Tuesday Mooney Wore Black by Kate Racculia

You are cordially invited to play a game…

Book blurb

Tuesday Mooney loves a puzzle. So when an eccentric billionaire drops dead, leaving behind a fiendish treasure hunt – open to anyone – to his fortune, Tuesday can’t resist.

Although she works best alone, she soon finds herself partnering up with best friend Dex (money manager by day, karaoke-zealot by night) and the mysterious Nathaniel Arches, eldest son of a wealthy family who held a long-running feud with the dead man.

As the clues are solved, excitement across the city reaches fever pitch – but nothing is as it seems, and the puzzle-within-a-puzzle holds something much darker than a vast fortune at its heart…

My thoughts

This is a mystery novel with a lavish sprinkling of humour and spooky-ness thrown in. It’s really enjoyable.

Tuesday Mooney works in a hospital. She researches individuals, rich people, in order to enable the hospital to campaign, set up events targeting them as potential donors. She’s good at it, Tuesday loves a puzzle. That’s why she spends time taking part in quizzes with her ex-colleague and good friend Dev.

It’s at one such event that Vincent Pryce, one of the billionaires attending, drops dead. He was looking towards Tuesday and the man – Nathaniel Arches – she was talking to when it happened. Dev had just been chatting with him and his wife. He thought that Vince and Tuesday would get along so well.

Dev’s a lot of fun and he’s the one that tells Tuesday about the treasure hunt. A rather strange obituary for Vincent has stated that a number of the treasure hunters will find, ‘win’, part of his fortune! Dev knows Tuesday won’t be able to resist the idea of working out the clues.

Then the wealthy Nathaniel Arches, Archie – the man she was talking to at the event, contacts Tuesday to ‘partner’ up so they, along with a young neighbour of Tuesdays, start to solve the clues. And so it begins!

This book has humour, mystery, charm and yet is able to gently address various difficult relationship issues whilst still getting the issue across very well. More than this it is also about healing and building better relationships.

I really liked this book – the characters Tuesday, Dev etc., are very endearing. The plot is fun and yet is very tense in places. It moves along at a really good pace and has that bit of difference that makes the book worth reading.
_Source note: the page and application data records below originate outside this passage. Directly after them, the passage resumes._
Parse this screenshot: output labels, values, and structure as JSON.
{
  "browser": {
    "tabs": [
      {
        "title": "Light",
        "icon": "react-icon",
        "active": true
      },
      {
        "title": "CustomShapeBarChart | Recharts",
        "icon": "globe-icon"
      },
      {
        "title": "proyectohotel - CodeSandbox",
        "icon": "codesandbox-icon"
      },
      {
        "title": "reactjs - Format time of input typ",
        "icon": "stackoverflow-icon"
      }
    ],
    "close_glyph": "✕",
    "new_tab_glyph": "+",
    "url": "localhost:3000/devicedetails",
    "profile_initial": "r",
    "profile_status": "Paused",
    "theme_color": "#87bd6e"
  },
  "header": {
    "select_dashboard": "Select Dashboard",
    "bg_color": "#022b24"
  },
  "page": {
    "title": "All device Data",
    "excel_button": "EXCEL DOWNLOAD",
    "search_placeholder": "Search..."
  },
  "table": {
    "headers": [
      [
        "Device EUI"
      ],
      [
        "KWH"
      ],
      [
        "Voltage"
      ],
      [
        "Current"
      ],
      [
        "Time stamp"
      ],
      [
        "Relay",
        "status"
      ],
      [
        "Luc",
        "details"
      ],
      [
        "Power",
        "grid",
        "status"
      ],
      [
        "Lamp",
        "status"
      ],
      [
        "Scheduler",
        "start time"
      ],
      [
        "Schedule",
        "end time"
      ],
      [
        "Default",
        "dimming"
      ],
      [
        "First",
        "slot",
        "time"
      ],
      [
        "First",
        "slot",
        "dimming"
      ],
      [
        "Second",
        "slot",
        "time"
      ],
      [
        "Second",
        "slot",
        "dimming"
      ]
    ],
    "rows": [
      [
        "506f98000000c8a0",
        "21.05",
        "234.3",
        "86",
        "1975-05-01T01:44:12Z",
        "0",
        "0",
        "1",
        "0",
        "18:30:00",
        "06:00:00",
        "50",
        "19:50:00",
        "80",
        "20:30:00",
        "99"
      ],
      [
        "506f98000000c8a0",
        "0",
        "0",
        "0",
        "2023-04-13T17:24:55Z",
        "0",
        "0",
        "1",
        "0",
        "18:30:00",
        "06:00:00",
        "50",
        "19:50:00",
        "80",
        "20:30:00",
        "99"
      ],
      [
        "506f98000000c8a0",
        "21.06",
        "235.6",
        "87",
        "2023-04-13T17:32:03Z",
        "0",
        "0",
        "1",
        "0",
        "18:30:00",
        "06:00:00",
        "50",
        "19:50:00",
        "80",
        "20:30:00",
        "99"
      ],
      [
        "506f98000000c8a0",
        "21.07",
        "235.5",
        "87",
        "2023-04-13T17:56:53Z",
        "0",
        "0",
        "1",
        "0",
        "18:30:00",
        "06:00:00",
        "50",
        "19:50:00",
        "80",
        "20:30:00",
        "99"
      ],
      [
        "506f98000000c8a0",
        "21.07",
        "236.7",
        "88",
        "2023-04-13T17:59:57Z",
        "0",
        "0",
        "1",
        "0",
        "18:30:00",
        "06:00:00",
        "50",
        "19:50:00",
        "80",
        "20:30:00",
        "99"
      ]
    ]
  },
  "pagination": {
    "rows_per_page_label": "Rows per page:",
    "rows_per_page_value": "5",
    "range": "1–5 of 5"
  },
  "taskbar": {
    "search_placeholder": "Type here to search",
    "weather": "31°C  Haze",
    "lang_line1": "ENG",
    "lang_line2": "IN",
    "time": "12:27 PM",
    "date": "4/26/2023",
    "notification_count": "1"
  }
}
I look forward to reading more about Tuesday, Dev and the others and would recommend this book to anyone.


I received an email from from Rachel Quin at HarperCollins – ‘I wanted to share an exclusive invite to read Tuesday Mooney Wore Black, the witty and riveting UK debut by Kate Racculia‘. Whilst, due to personal reasons, I wasn’t sure when I would be able to put up a post I was thrilled to receive an eBook* for review for which I would like to thank Rachel and HarperCollins.

(* I have also purchased a copy.)


Published by HarperCollins (21 October 2019)

Photography by Christa Neu

Buy: AmazonSmileUK


Kate Racculia is a novelist living in Bethlehem, Pennsylvania. She is the author of the novels This Must Be the Place and Bellweather Rhapsody, winner of the American Library Association’s Alex Award. Her third novel, Tuesday Mooney Talks to Ghosts, was published by Houghton Mifflin Harcourt in October 2019.

Kate was a teenage bassoonist in her hometown of Syracuse, and studied illustration, design, Jane Austen, and Canada at the University of Buffalo. She moved to Boston to get her MFA from Emerson College, and stuck around for 11 years. She has been a cartoonist, a planetarium operator, a movie and music reviewer, a coffee jerk, a bookseller, a designer, a finance marketing proposal writer, and a fundraising prospect researcher. She teaches online for Grub Street, works at her local public library, and sings in the oldest Bach choir in America.

The Books

This Must be the Place

Bellweather Rhapsody

Tuesday Mooney Talks to Ghosts / Tuesday Mooney Wore Black


Kate Racculia website

Author: lovebooksreadbooks

I love to read and hope you enjoy reading what I have to say about the books I have read.